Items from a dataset
+ + + + + + +

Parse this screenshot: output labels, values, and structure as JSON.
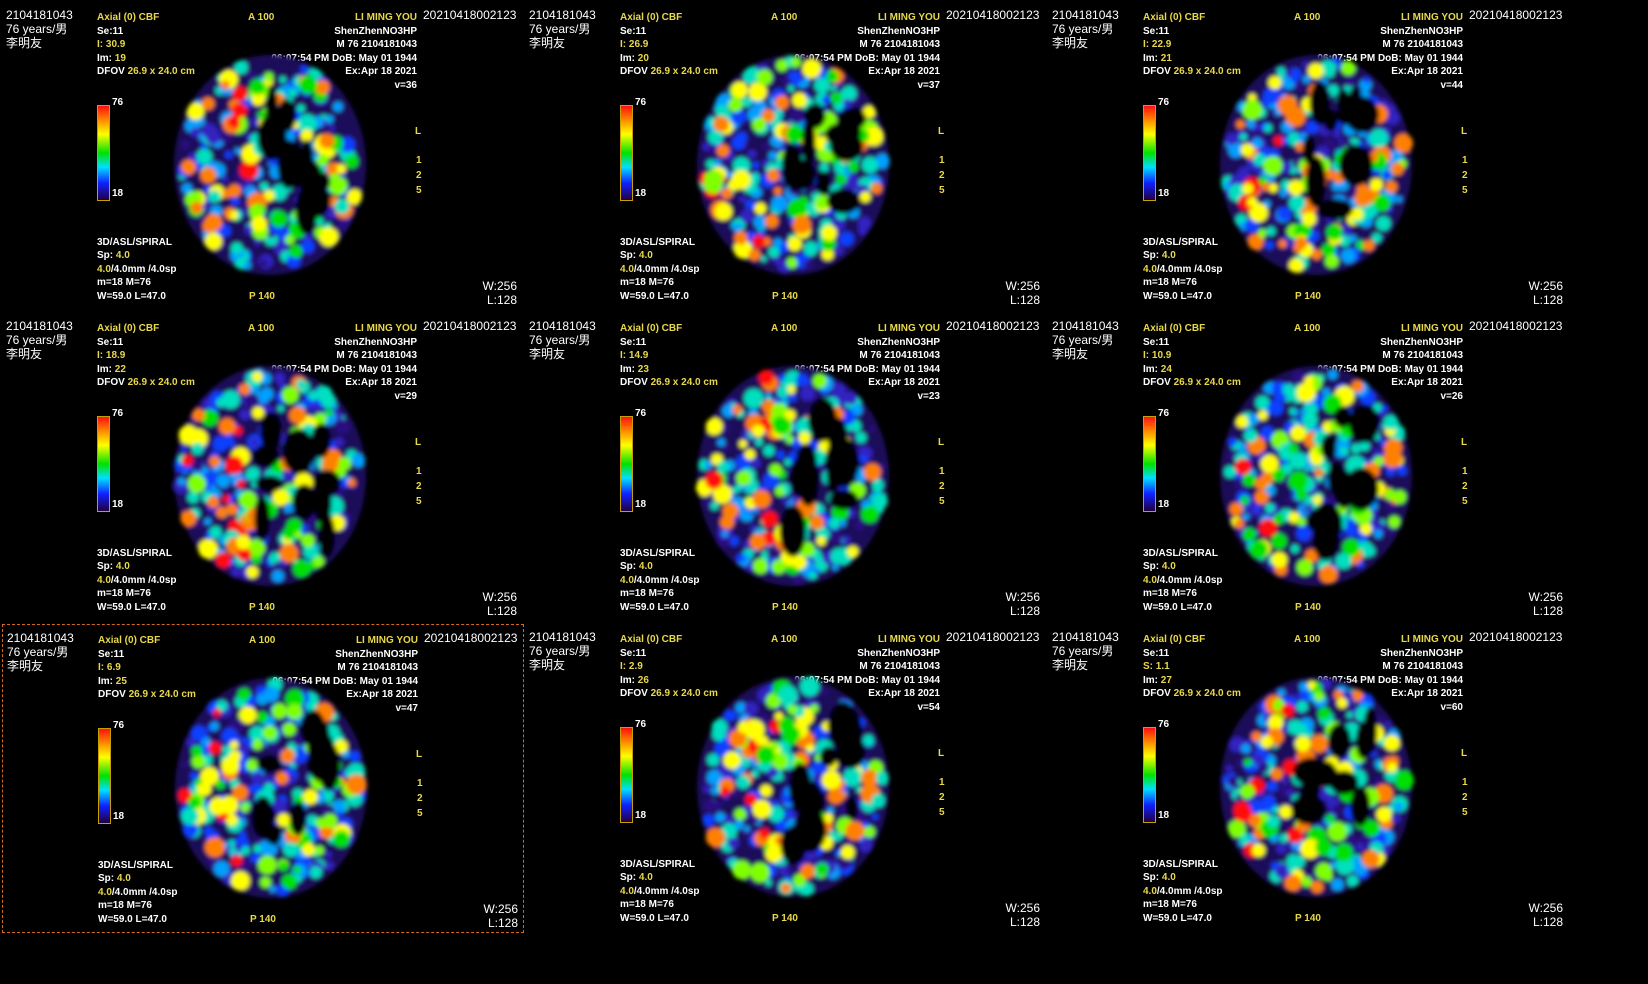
{
  "patient": {
    "id": "2104181043",
    "age_sex": "76 years/男",
    "name_cn": "李明友",
    "accession": "20210418002123",
    "name_en": "LI MING YOU",
    "institution": "ShenZhenNO3HP",
    "sex_age_id": "M 76 2104181043",
    "time_dob": "06:07:54 PM DoB: May 01 1944",
    "exam_date": "Ex:Apr 18 2021"
  },
  "series": {
    "title": "Axial (0) CBF",
    "anterior": "A 100",
    "posterior": "P 140",
    "se": "Se:11",
    "dfov_label": "DFOV",
    "dfov_value": "26.9 x 24.0 cm",
    "sequence": "3D/ASL/SPIRAL",
    "sp_label": "Sp:",
    "sp_value": "4.0",
    "thick_value": "4.0",
    "thick_rest": "/4.0mm /4.0sp",
    "mM": "m=18 M=76",
    "WL": "W=59.0 L=47.0",
    "scale_max": "76",
    "scale_min": "18",
    "side": "L",
    "marks": [
      "1",
      "2",
      "5"
    ],
    "window": "W:256",
    "level": "L:128"
  },
  "images": [
    {
      "loc_label": "I:",
      "loc": "30.9",
      "im": "19",
      "v": "v=36",
      "selected": false
    },
    {
      "loc_label": "I:",
      "loc": "26.9",
      "im": "20",
      "v": "v=37",
      "selected": false
    },
    {
      "loc_label": "I:",
      "loc": "22.9",
      "im": "21",
      "v": "v=44",
      "selected": false
    },
    {
      "loc_label": "I:",
      "loc": "18.9",
      "im": "22",
      "v": "v=29",
      "selected": false
    },
    {
      "loc_label": "I:",
      "loc": "14.9",
      "im": "23",
      "v": "v=23",
      "selected": false
    },
    {
      "loc_label": "I:",
      "loc": "10.9",
      "im": "24",
      "v": "v=26",
      "selected": false
    },
    {
      "loc_label": "I:",
      "loc": "6.9",
      "im": "25",
      "v": "v=47",
      "selected": true
    },
    {
      "loc_label": "I:",
      "loc": "2.9",
      "im": "26",
      "v": "v=54",
      "selected": false
    },
    {
      "loc_label": "S:",
      "loc": "1.1",
      "im": "27",
      "v": "v=60",
      "selected": false
    }
  ],
  "colors": {
    "overlay_yellow": "#e8d84a",
    "overlay_white": "#ffffff",
    "selection_border": "#d2691e"
  }
}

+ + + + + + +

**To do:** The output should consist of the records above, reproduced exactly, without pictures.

**Completed exercise:**
Parse this screenshot: output labels, values, and structure as JSON.
{
  "patient": {
    "id": "2104181043",
    "age_sex": "76 years/男",
    "name_cn": "李明友",
    "accession": "20210418002123",
    "name_en": "LI MING YOU",
    "institution": "ShenZhenNO3HP",
    "sex_age_id": "M 76 2104181043",
    "time_dob": "06:07:54 PM DoB: May 01 1944",
    "exam_date": "Ex:Apr 18 2021"
  },
  "series": {
    "title": "Axial (0) CBF",
    "anterior": "A 100",
    "posterior": "P 140",
    "se": "Se:11",
    "dfov_label": "DFOV",
    "dfov_value": "26.9 x 24.0 cm",
    "sequence": "3D/ASL/SPIRAL",
    "sp_label": "Sp:",
    "sp_value": "4.0",
    "thick_value": "4.0",
    "thick_rest": "/4.0mm /4.0sp",
    "mM": "m=18 M=76",
    "WL": "W=59.0 L=47.0",
    "scale_max": "76",
    "scale_min": "18",
    "side": "L",
    "marks": [
      "1",
      "2",
      "5"
    ],
    "window": "W:256",
    "level": "L:128"
  },
  "images": [
    {
      "loc_label": "I:",
      "loc": "30.9",
      "im": "19",
      "v": "v=36",
      "selected": false
    },
    {
      "loc_label": "I:",
      "loc": "26.9",
      "im": "20",
      "v": "v=37",
      "selected": false
    },
    {
      "loc_label": "I:",
      "loc": "22.9",
      "im": "21",
      "v": "v=44",
      "selected": false
    },
    {
      "loc_label": "I:",
      "loc": "18.9",
      "im": "22",
      "v": "v=29",
      "selected": false
    },
    {
      "loc_label": "I:",
      "loc": "14.9",
      "im": "23",
      "v": "v=23",
      "selected": false
    },
    {
      "loc_label": "I:",
      "loc": "10.9",
      "im": "24",
      "v": "v=26",
      "selected": false
    },
    {
      "loc_label": "I:",
      "loc": "6.9",
      "im": "25",
      "v": "v=47",
      "selected": true
    },
    {
      "loc_label": "I:",
      "loc": "2.9",
      "im": "26",
      "v": "v=54",
      "selected": false
    },
    {
      "loc_label": "S:",
      "loc": "1.1",
      "im": "27",
      "v": "v=60",
      "selected": false
    }
  ],
  "colors": {
    "overlay_yellow": "#e8d84a",
    "overlay_white": "#ffffff",
    "selection_border": "#d2691e"
  }
}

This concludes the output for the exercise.